[Material provided Boundary: Start]
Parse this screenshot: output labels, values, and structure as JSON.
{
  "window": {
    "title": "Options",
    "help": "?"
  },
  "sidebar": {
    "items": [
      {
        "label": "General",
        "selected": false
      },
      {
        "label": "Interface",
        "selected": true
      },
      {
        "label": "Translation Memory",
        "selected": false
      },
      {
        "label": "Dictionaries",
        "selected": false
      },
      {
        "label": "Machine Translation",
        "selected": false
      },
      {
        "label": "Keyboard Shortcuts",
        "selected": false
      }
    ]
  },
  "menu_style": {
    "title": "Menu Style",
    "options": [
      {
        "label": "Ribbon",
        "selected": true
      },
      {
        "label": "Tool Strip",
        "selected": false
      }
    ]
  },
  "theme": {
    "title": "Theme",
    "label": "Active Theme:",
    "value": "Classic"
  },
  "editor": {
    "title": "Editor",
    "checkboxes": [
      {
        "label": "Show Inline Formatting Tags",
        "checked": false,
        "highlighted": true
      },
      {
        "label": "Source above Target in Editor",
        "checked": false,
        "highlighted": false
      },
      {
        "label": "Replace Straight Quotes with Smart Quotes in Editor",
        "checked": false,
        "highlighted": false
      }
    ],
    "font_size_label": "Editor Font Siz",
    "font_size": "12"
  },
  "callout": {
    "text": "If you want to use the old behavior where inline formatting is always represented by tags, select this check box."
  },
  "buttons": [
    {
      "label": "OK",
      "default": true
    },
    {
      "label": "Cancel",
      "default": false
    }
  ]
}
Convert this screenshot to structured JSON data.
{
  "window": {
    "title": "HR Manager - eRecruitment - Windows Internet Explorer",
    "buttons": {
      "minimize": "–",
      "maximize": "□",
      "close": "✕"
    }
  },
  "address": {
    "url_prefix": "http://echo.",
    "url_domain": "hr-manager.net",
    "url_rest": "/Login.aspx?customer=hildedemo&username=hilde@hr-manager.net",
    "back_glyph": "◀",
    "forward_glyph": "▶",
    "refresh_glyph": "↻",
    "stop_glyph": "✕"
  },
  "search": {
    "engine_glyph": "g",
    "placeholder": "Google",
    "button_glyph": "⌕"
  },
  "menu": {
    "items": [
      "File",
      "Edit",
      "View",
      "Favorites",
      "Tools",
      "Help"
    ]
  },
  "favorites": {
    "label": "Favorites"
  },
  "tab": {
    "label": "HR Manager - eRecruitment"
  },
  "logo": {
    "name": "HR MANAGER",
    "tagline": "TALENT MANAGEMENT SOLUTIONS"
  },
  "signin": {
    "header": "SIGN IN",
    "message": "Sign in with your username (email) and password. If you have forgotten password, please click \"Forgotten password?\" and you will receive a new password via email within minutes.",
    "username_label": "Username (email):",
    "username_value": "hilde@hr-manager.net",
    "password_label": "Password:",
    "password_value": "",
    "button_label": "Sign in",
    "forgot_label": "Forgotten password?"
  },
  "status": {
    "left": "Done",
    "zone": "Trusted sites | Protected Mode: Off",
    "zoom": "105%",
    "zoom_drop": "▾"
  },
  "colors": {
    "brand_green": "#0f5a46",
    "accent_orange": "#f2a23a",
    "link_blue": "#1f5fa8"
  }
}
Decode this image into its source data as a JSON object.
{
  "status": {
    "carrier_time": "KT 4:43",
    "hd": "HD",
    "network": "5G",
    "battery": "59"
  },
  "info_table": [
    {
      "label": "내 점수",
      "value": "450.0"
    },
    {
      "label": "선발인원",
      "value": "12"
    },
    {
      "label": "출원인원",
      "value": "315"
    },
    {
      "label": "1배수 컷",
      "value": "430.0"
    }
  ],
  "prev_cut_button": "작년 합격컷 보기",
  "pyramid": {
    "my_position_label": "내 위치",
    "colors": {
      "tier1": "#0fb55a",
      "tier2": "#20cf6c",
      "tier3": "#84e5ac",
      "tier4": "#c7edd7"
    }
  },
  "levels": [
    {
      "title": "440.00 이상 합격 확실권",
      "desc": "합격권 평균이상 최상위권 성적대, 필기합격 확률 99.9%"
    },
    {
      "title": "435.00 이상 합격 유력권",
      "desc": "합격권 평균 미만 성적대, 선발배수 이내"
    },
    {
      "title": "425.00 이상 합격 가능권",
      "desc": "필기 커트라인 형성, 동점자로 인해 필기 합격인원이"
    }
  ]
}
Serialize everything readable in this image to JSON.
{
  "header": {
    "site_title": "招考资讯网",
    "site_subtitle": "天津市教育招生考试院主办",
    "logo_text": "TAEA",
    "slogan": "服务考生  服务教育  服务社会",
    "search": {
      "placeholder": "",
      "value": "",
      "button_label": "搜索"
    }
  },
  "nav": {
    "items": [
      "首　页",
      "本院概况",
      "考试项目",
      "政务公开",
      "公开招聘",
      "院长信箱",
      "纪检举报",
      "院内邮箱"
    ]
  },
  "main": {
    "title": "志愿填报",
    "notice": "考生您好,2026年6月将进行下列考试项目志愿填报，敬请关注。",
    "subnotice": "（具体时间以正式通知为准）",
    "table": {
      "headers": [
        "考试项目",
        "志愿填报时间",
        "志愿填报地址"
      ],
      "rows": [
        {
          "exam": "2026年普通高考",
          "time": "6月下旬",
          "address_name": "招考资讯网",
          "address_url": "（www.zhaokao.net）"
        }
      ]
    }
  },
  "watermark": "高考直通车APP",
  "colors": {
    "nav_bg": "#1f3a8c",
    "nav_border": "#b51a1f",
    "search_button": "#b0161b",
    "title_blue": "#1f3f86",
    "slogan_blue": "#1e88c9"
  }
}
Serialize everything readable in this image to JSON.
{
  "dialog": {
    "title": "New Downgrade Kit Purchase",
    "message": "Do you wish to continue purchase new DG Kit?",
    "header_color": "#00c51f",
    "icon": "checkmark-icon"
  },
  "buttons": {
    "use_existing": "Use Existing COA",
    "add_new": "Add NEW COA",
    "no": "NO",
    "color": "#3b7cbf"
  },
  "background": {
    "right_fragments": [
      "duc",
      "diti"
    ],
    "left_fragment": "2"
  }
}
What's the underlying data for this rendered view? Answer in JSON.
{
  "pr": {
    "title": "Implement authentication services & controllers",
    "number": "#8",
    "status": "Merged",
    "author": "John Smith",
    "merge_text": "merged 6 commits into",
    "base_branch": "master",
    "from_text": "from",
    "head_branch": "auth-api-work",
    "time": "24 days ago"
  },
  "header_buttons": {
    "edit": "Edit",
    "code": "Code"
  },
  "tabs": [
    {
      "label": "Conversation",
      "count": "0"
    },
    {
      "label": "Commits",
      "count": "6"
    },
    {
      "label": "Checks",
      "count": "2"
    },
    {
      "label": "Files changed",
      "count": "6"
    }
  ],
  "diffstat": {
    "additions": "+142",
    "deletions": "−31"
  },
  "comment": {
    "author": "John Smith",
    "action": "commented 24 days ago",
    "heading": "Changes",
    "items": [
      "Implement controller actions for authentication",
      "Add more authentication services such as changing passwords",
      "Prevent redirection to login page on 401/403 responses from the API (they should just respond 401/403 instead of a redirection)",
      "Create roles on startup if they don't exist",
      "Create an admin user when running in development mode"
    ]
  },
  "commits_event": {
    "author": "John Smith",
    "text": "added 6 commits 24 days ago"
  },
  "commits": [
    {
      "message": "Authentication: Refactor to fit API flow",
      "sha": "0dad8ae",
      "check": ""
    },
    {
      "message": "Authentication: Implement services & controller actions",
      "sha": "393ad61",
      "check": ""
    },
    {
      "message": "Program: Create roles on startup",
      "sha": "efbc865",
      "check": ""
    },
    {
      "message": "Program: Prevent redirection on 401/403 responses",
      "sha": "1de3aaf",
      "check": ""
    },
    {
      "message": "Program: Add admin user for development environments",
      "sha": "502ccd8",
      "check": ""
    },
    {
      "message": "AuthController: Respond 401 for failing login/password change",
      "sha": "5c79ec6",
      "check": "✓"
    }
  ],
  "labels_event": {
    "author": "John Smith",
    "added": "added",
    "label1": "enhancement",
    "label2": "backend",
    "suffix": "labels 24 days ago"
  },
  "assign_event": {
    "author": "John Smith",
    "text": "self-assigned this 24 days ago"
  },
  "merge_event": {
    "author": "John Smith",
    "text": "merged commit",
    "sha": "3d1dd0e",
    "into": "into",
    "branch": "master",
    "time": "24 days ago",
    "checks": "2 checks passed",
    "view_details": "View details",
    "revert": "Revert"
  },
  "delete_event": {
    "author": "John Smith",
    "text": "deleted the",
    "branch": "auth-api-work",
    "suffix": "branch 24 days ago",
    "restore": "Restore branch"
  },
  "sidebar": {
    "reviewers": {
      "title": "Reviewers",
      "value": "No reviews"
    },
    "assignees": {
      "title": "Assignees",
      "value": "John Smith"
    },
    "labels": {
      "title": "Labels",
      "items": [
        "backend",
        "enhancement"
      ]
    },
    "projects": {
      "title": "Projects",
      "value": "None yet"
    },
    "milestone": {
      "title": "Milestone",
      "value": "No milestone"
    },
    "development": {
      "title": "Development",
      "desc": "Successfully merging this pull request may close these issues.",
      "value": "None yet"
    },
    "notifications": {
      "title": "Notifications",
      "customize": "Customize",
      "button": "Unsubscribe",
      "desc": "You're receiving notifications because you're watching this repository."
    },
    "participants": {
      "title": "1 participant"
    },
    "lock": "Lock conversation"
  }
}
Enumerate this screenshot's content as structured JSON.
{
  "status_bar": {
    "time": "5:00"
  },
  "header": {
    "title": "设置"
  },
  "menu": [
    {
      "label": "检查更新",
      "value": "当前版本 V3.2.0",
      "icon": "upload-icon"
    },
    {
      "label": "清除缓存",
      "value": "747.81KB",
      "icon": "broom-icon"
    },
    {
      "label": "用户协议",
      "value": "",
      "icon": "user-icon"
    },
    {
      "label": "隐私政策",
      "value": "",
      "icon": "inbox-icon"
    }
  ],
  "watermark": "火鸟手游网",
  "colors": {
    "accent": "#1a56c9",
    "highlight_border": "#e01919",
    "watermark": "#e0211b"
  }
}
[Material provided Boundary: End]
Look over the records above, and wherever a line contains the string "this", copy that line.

Parse this screenshot: output labels, values, and structure as JSON.
    "text": "If you want to use the old behavior where inline formatting is always represented by tags, select this check box."
Convert this screenshot to structured JSON data.
Decode this image into its source data as a JSON object.
Serialize everything readable in this image to JSON.
Serialize everything readable in this image to JSON.
What's the underlying data for this rendered view? Answer in JSON.
    "text": "self-assigned this 24 days ago"
      "desc": "Successfully merging this pull request may close these issues.",
      "desc": "You're receiving notifications because you're watching this repository."
Enumerate this screenshot's content as structured JSON.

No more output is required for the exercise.